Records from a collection
· · · · ·
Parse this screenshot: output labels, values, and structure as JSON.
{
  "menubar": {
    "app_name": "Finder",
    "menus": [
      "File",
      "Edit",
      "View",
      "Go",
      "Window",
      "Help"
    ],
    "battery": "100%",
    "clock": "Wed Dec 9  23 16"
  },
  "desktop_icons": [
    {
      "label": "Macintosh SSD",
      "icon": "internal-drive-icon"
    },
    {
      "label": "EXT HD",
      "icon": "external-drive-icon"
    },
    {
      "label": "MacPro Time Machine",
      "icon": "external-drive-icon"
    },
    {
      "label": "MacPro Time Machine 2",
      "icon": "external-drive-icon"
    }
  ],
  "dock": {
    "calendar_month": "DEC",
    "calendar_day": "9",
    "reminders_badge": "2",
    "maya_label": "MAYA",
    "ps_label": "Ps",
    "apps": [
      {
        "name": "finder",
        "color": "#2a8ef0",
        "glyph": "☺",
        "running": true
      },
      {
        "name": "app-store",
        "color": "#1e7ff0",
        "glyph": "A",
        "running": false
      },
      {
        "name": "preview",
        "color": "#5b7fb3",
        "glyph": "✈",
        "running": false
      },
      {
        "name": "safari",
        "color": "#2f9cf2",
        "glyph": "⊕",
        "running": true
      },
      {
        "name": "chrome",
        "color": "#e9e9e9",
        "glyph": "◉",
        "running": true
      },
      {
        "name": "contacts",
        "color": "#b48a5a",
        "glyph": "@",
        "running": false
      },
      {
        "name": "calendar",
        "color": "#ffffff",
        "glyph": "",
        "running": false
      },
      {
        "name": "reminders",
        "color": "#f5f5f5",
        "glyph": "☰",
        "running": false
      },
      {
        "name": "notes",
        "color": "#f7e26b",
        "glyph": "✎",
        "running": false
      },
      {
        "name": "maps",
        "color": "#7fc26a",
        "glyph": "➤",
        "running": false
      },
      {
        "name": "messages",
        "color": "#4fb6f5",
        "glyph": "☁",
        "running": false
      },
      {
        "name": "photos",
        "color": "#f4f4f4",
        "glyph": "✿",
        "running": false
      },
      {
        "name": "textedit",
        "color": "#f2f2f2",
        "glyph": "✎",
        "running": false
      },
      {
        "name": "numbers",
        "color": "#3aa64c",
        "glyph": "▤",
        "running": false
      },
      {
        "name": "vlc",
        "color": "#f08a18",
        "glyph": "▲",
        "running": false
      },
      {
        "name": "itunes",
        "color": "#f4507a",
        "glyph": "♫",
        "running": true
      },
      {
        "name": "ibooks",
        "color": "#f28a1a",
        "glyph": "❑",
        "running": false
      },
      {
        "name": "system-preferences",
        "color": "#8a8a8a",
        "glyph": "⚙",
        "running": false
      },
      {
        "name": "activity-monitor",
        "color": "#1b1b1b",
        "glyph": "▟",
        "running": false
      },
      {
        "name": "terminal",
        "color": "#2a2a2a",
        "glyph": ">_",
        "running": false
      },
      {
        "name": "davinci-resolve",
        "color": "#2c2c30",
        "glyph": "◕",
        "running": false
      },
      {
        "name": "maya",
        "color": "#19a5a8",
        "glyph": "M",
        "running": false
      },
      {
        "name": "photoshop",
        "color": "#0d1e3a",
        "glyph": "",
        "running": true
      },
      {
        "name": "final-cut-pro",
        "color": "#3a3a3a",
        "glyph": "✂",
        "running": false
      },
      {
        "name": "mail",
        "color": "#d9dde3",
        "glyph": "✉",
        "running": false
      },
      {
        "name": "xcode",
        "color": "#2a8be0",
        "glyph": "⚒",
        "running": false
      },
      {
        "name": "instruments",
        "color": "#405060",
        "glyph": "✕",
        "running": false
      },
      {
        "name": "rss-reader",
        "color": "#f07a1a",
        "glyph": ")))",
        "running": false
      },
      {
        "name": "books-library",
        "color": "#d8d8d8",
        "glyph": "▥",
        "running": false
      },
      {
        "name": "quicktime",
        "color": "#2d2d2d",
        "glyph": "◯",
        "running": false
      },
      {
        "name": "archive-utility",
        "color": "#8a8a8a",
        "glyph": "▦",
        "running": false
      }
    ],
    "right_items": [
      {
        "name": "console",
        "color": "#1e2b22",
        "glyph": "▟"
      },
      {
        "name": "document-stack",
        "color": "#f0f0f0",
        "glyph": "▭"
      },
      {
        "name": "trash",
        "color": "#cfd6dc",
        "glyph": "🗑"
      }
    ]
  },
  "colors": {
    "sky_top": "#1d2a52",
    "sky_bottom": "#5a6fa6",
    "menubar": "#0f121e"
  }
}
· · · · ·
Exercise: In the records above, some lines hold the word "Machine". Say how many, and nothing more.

Reply to the task: 2